He continues: “Well, you see, two things have happened. One is that their position on the whole has been getting worse. The second, which is much more important, is that their awareness of that is getting much greater. As I said before, thanks to modern communications, they can now compare their own position with that in other countries. And they don’t have to look very far to do that. I have sat with friends in Arab countries, watching Israeli television, and their responses to that are mindboggling.”
Then, the interviewer asks Lewis whether a freedom agenda can take root in the Islamic world. Lewis responds, importantly, that the Western concept of freedom is not at all the same as the Islamic concept. If we do not understand the difference, then we will misunderstand what the people who are demonstrating, protesting, and fighting really want.
In his words: “In the Western world, we talk all the time about freedom. In the Islamic world, freedom is not a political term. It’s a legal term: Freedom as opposed to slavery. This was a society in which slavery was an accepted institution existing all over the Muslim world. You were free if you were not a slave. It was entirely a legal and social term, with no political connotation whatsoever. You can see in the ongoing debate in Arabic and other languages the puzzlement with which the use of the term freedom was first perceived.”
He adds: “The major contrast is not between freedom and tyranny, between freedom and servitude, but between justice and oppression. Or if you like, between justice and injustice. If one follows that particular discourse in the Arab and more generally the Muslim world, it would be more illuminating.”
Given that Lewis is being interviewed for the Jerusalem Post, he is naturally asked about the role of Israel.
You know, all too well, that sophisticated opinion has long held fast to the notion that Israel is the problem in the Middle East, that a resolution to the Israeli-Palestinian conflict will solve all the region‘s problems, and that this will happen if only the Israelis will make more concessions and build fewer settlements.
If the current turmoil in the region means anything it means that this piece of received wisdom is pure bunk. Anyone who still refuses to see it is ignorant, fanatical, or delusional.
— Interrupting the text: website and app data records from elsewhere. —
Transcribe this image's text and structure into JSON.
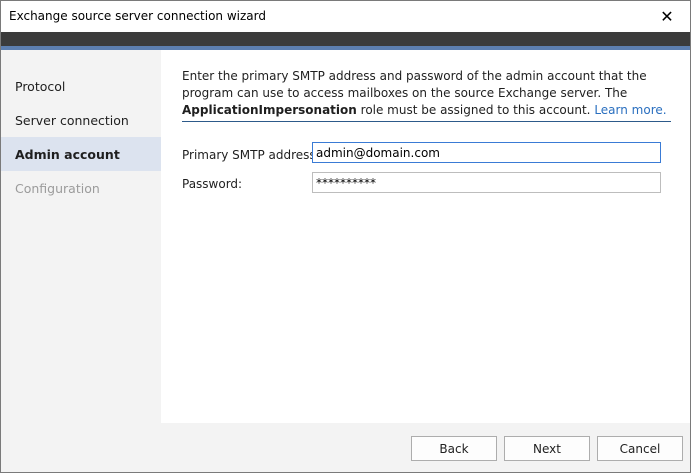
{
  "window": {
    "title": "Exchange source server connection wizard",
    "close_glyph": "✕"
  },
  "sidebar": {
    "items": [
      {
        "label": "Protocol",
        "state": "normal"
      },
      {
        "label": "Server connection",
        "state": "normal"
      },
      {
        "label": "Admin account",
        "state": "active"
      },
      {
        "label": "Configuration",
        "state": "disabled"
      }
    ]
  },
  "content": {
    "intro_part1": "Enter the primary SMTP address and password of the admin account that the program can use to access mailboxes on the source Exchange server. The ",
    "intro_bold": "ApplicationImpersonation",
    "intro_part2": " role must be assigned to this account. ",
    "learn_more": "Learn more.",
    "fields": {
      "smtp_label": "Primary SMTP address:",
      "smtp_value": "admin@domain.com",
      "password_label": "Password:",
      "password_value": "**********"
    }
  },
  "footer": {
    "back_label": "Back",
    "next_label": "Next",
    "cancel_label": "Cancel"
  },
  "colors": {
    "accent_stripe": "#5d7fb0",
    "active_nav_bg": "#dce3ef",
    "link": "#2a6fbf"
  }
}
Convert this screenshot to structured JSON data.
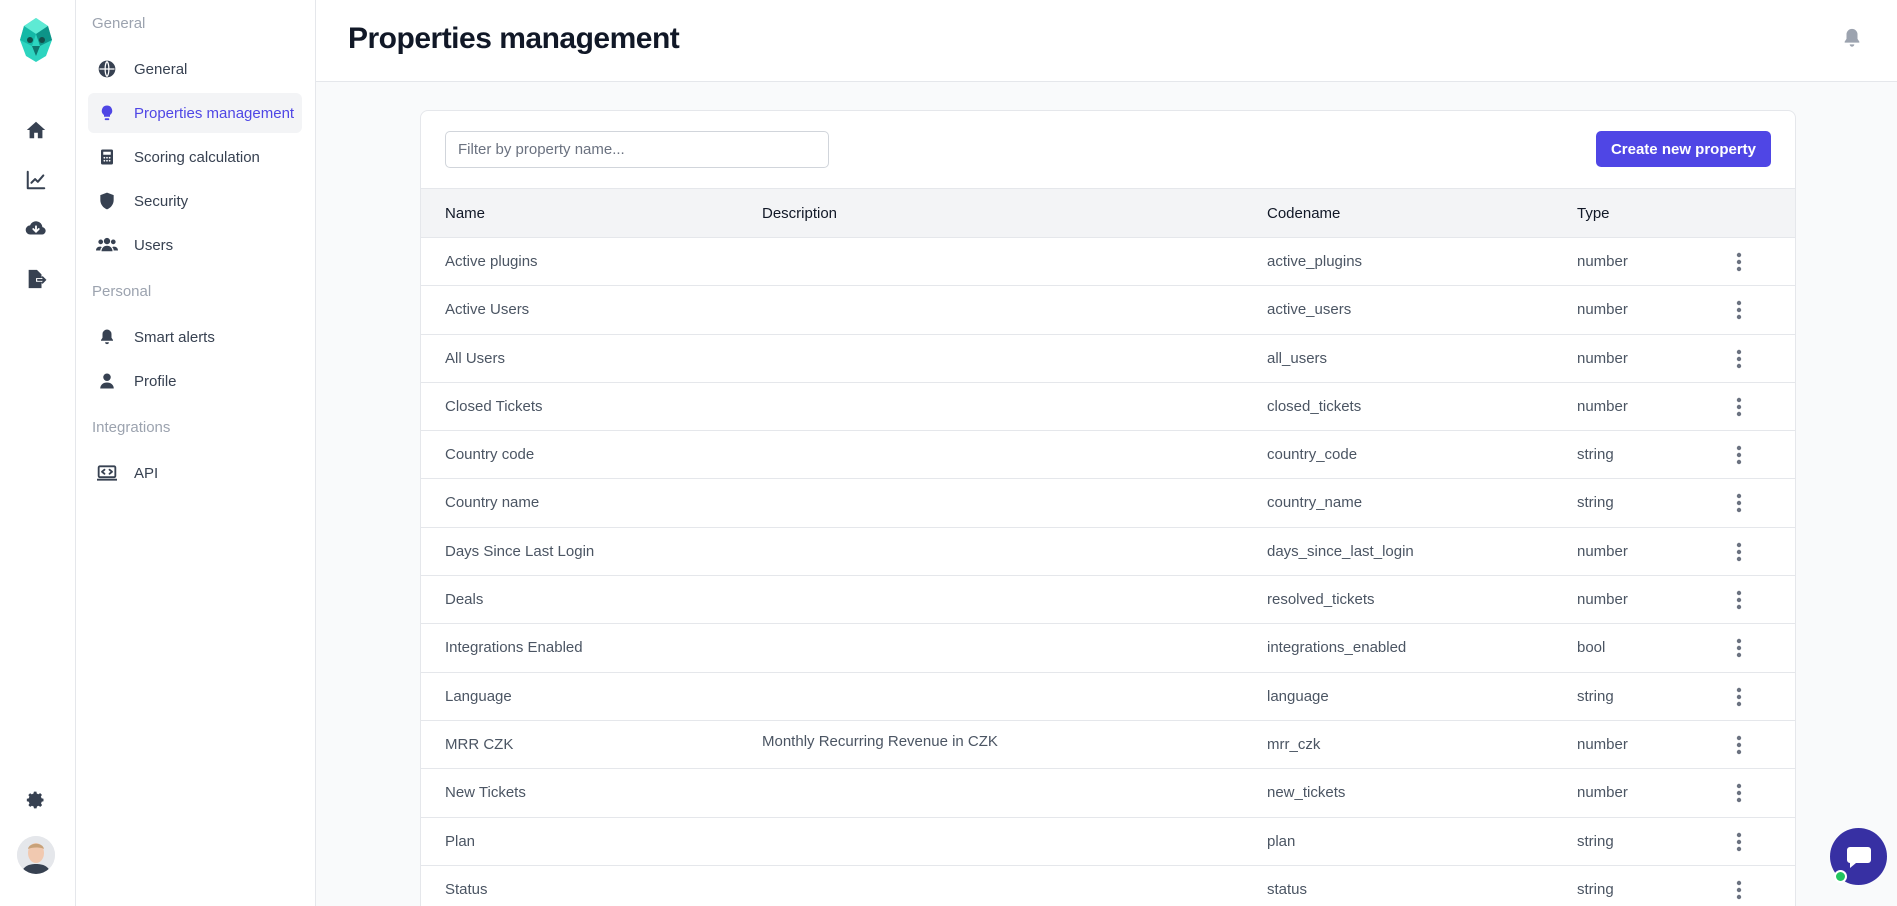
{
  "header": {
    "title": "Properties management"
  },
  "sidebar": {
    "sections": [
      {
        "label": "General",
        "items": [
          {
            "label": "General",
            "icon": "globe-icon"
          },
          {
            "label": "Properties management",
            "icon": "lightbulb-icon",
            "active": true
          },
          {
            "label": "Scoring calculation",
            "icon": "calculator-icon"
          },
          {
            "label": "Security",
            "icon": "shield-icon"
          },
          {
            "label": "Users",
            "icon": "users-icon"
          }
        ]
      },
      {
        "label": "Personal",
        "items": [
          {
            "label": "Smart alerts",
            "icon": "bell-icon"
          },
          {
            "label": "Profile",
            "icon": "user-icon"
          }
        ]
      },
      {
        "label": "Integrations",
        "items": [
          {
            "label": "API",
            "icon": "code-icon"
          }
        ]
      }
    ]
  },
  "rail": {
    "icons": [
      "home-icon",
      "chart-line-icon",
      "cloud-download-icon",
      "export-file-icon",
      "gear-icon"
    ]
  },
  "toolbar": {
    "filter_placeholder": "Filter by property name...",
    "create_label": "Create new property"
  },
  "table": {
    "columns": {
      "name": "Name",
      "description": "Description",
      "codename": "Codename",
      "type": "Type"
    },
    "rows": [
      {
        "name": "Active plugins",
        "description": "",
        "codename": "active_plugins",
        "type": "number"
      },
      {
        "name": "Active Users",
        "description": "",
        "codename": "active_users",
        "type": "number"
      },
      {
        "name": "All Users",
        "description": "",
        "codename": "all_users",
        "type": "number"
      },
      {
        "name": "Closed Tickets",
        "description": "",
        "codename": "closed_tickets",
        "type": "number"
      },
      {
        "name": "Country code",
        "description": "",
        "codename": "country_code",
        "type": "string"
      },
      {
        "name": "Country name",
        "description": "",
        "codename": "country_name",
        "type": "string"
      },
      {
        "name": "Days Since Last Login",
        "description": "",
        "codename": "days_since_last_login",
        "type": "number"
      },
      {
        "name": "Deals",
        "description": "",
        "codename": "resolved_tickets",
        "type": "number"
      },
      {
        "name": "Integrations Enabled",
        "description": "",
        "codename": "integrations_enabled",
        "type": "bool"
      },
      {
        "name": "Language",
        "description": "",
        "codename": "language",
        "type": "string"
      },
      {
        "name": "MRR CZK",
        "description": "Monthly Recurring Revenue in CZK",
        "codename": "mrr_czk",
        "type": "number"
      },
      {
        "name": "New Tickets",
        "description": "",
        "codename": "new_tickets",
        "type": "number"
      },
      {
        "name": "Plan",
        "description": "",
        "codename": "plan",
        "type": "string"
      },
      {
        "name": "Status",
        "description": "",
        "codename": "status",
        "type": "string"
      }
    ]
  },
  "colors": {
    "accent": "#4f46e5",
    "brand_logo": "#2dd4bf",
    "chat": "#3730a3",
    "online": "#22c55e"
  }
}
I have occasionally pointed out that, for the Arab Middle East, Israel is the solution, not the problem.
According to Lewis, more and more people are beginning to have the same realization: “There are increasing numbers of people in the Arab world who look with, I would even say, with wonderment at what they see in Israel, at the functioning of a free and open society. I read an article quite recently by a Palestinian Arab whom I will not endanger by naming, in which he said that ‘as things stand in the world at the present time, the best hope that an Arab has for his future is as a second class citizen of a Jewish state.’ A rather extraordinary statement coming from an Arab spokesman. But if you think about it, he’s not far wrong. The alternative, being in an Arab state, is very much worse. They certainly do better as second class citizens of the Jewish state. There’s a growing realization of that. People would speak much more openly about that if it were safe to do so, which it obviously isn’t.”
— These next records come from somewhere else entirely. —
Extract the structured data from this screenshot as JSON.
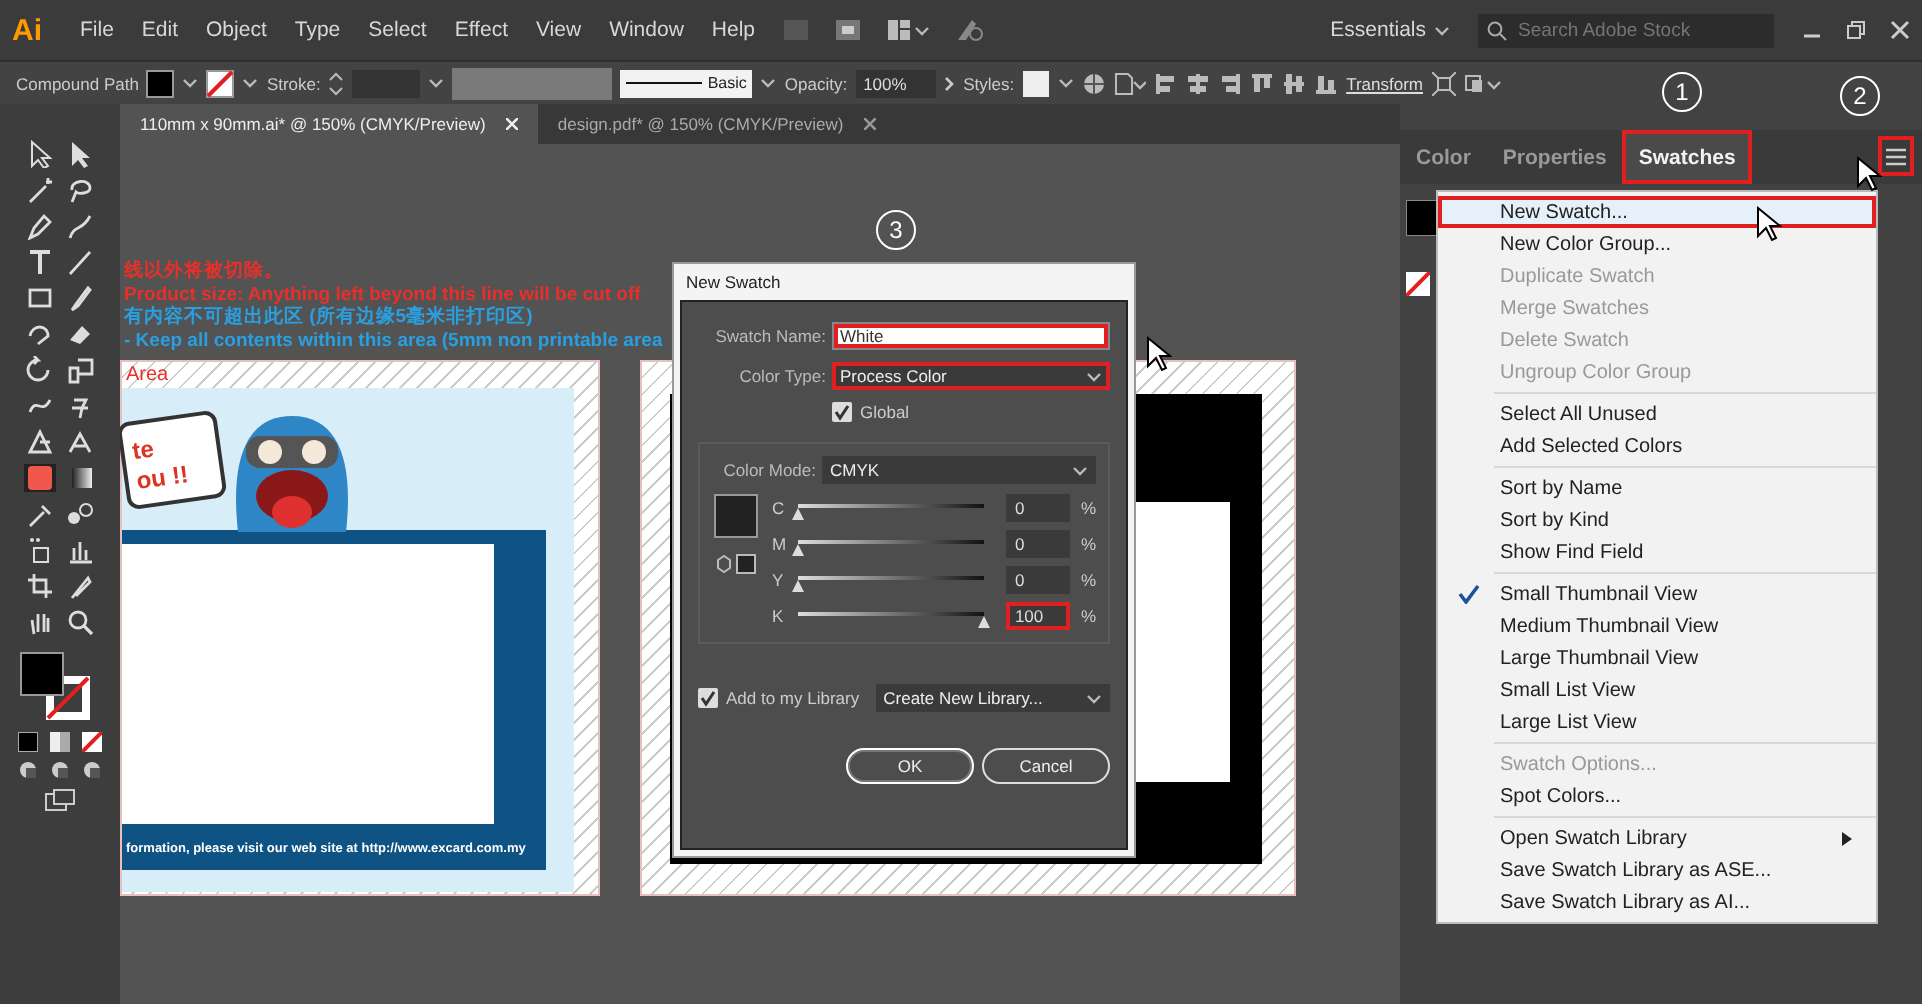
{
  "menubar": {
    "logo": "Ai",
    "menus": [
      "File",
      "Edit",
      "Object",
      "Type",
      "Select",
      "Effect",
      "View",
      "Window",
      "Help"
    ],
    "workspace": "Essentials",
    "search": {
      "placeholder": "Search Adobe Stock"
    }
  },
  "control_bar": {
    "selection": "Compound Path",
    "stroke_label": "Stroke:",
    "brush": "Basic",
    "opacity_label": "Opacity:",
    "opacity": "100%",
    "styles_label": "Styles:",
    "transform": "Transform"
  },
  "document_tabs": [
    {
      "label": "110mm x 90mm.ai* @ 150% (CMYK/Preview)",
      "selected": true
    },
    {
      "label": "design.pdf* @ 150% (CMYK/Preview)",
      "selected": false
    }
  ],
  "canvas": {
    "notes": [
      {
        "text": "线以外将被切除。",
        "color": "#e8302a"
      },
      {
        "text": "Product size: Anything left beyond this line will be cut off",
        "color": "#e8302a"
      },
      {
        "text": "有内容不可超出此区 (所有边缘5毫米非打印区)",
        "color": "#2a9fe0"
      },
      {
        "text": "- Keep all contents within this area (5mm non printable area",
        "color": "#2a9fe0"
      }
    ],
    "area_label": "Area",
    "bubble_lines": [
      "te",
      "ou !!"
    ],
    "footer": "formation, please visit our web site at http://www.excard.com.my"
  },
  "dialog": {
    "title": "New Swatch",
    "swatch_name": {
      "label": "Swatch Name:",
      "value": "White",
      "callout": true
    },
    "color_type": {
      "label": "Color Type:",
      "value": "Process Color",
      "callout": true
    },
    "global": {
      "label": "Global",
      "checked": true
    },
    "color_mode": {
      "label": "Color Mode:",
      "value": "CMYK"
    },
    "sliders": [
      {
        "channel": "C",
        "level": 0,
        "value": "0",
        "unit": "%",
        "callout": false
      },
      {
        "channel": "M",
        "level": 0,
        "value": "0",
        "unit": "%",
        "callout": false
      },
      {
        "channel": "Y",
        "level": 0,
        "value": "0",
        "unit": "%",
        "callout": false
      },
      {
        "channel": "K",
        "level": 1,
        "value": "100",
        "unit": "%",
        "callout": true
      }
    ],
    "add_to_library": {
      "label": "Add to my Library",
      "checked": true
    },
    "library": {
      "value": "Create New Library..."
    },
    "buttons": [
      {
        "label": "OK",
        "kind": "primary"
      },
      {
        "label": "Cancel",
        "kind": "secondary"
      }
    ]
  },
  "panel": {
    "tabs": [
      {
        "label": "Color",
        "selected": false,
        "callout": false
      },
      {
        "label": "Properties",
        "selected": false,
        "callout": false
      },
      {
        "label": "Swatches",
        "selected": true,
        "callout": true
      }
    ],
    "menu_button": {
      "callout": true
    }
  },
  "flyout": [
    {
      "kind": "item",
      "label": "New Swatch...",
      "selected": true,
      "disabled": false,
      "checked": false,
      "submenu": false,
      "callout": true
    },
    {
      "kind": "item",
      "label": "New Color Group...",
      "selected": false,
      "disabled": false,
      "checked": false,
      "submenu": false,
      "callout": false
    },
    {
      "kind": "item",
      "label": "Duplicate Swatch",
      "selected": false,
      "disabled": true,
      "checked": false,
      "submenu": false,
      "callout": false
    },
    {
      "kind": "item",
      "label": "Merge Swatches",
      "selected": false,
      "disabled": true,
      "checked": false,
      "submenu": false,
      "callout": false
    },
    {
      "kind": "item",
      "label": "Delete Swatch",
      "selected": false,
      "disabled": true,
      "checked": false,
      "submenu": false,
      "callout": false
    },
    {
      "kind": "item",
      "label": "Ungroup Color Group",
      "selected": false,
      "disabled": true,
      "checked": false,
      "submenu": false,
      "callout": false
    },
    {
      "kind": "separator"
    },
    {
      "kind": "item",
      "label": "Select All Unused",
      "selected": false,
      "disabled": false,
      "checked": false,
      "submenu": false,
      "callout": false
    },
    {
      "kind": "item",
      "label": "Add Selected Colors",
      "selected": false,
      "disabled": false,
      "checked": false,
      "submenu": false,
      "callout": false
    },
    {
      "kind": "separator"
    },
    {
      "kind": "item",
      "label": "Sort by Name",
      "selected": false,
      "disabled": false,
      "checked": false,
      "submenu": false,
      "callout": false
    },
    {
      "kind": "item",
      "label": "Sort by Kind",
      "selected": false,
      "disabled": false,
      "checked": false,
      "submenu": false,
      "callout": false
    },
    {
      "kind": "item",
      "label": "Show Find Field",
      "selected": false,
      "disabled": false,
      "checked": false,
      "submenu": false,
      "callout": false
    },
    {
      "kind": "separator"
    },
    {
      "kind": "item",
      "label": "Small Thumbnail View",
      "selected": false,
      "disabled": false,
      "checked": true,
      "submenu": false,
      "callout": false
    },
    {
      "kind": "item",
      "label": "Medium Thumbnail View",
      "selected": false,
      "disabled": false,
      "checked": false,
      "submenu": false,
      "callout": false
    },
    {
      "kind": "item",
      "label": "Large Thumbnail View",
      "selected": false,
      "disabled": false,
      "checked": false,
      "submenu": false,
      "callout": false
    },
    {
      "kind": "item",
      "label": "Small List View",
      "selected": false,
      "disabled": false,
      "checked": false,
      "submenu": false,
      "callout": false
    },
    {
      "kind": "item",
      "label": "Large List View",
      "selected": false,
      "disabled": false,
      "checked": false,
      "submenu": false,
      "callout": false
    },
    {
      "kind": "separator"
    },
    {
      "kind": "item",
      "label": "Swatch Options...",
      "selected": false,
      "disabled": true,
      "checked": false,
      "submenu": false,
      "callout": false
    },
    {
      "kind": "item",
      "label": "Spot Colors...",
      "selected": false,
      "disabled": false,
      "checked": false,
      "submenu": false,
      "callout": false
    },
    {
      "kind": "separator"
    },
    {
      "kind": "item",
      "label": "Open Swatch Library",
      "selected": false,
      "disabled": false,
      "checked": false,
      "submenu": true,
      "callout": false
    },
    {
      "kind": "item",
      "label": "Save Swatch Library as ASE...",
      "selected": false,
      "disabled": false,
      "checked": false,
      "submenu": false,
      "callout": false
    },
    {
      "kind": "item",
      "label": "Save Swatch Library as AI...",
      "selected": false,
      "disabled": false,
      "checked": false,
      "submenu": false,
      "callout": false
    }
  ],
  "annotations": [
    "1",
    "2",
    "3"
  ]
}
Conclusion: if Arabs want freedom and democracy, they should move to Israel. If that is not possible, then they need but set about emulating Israel.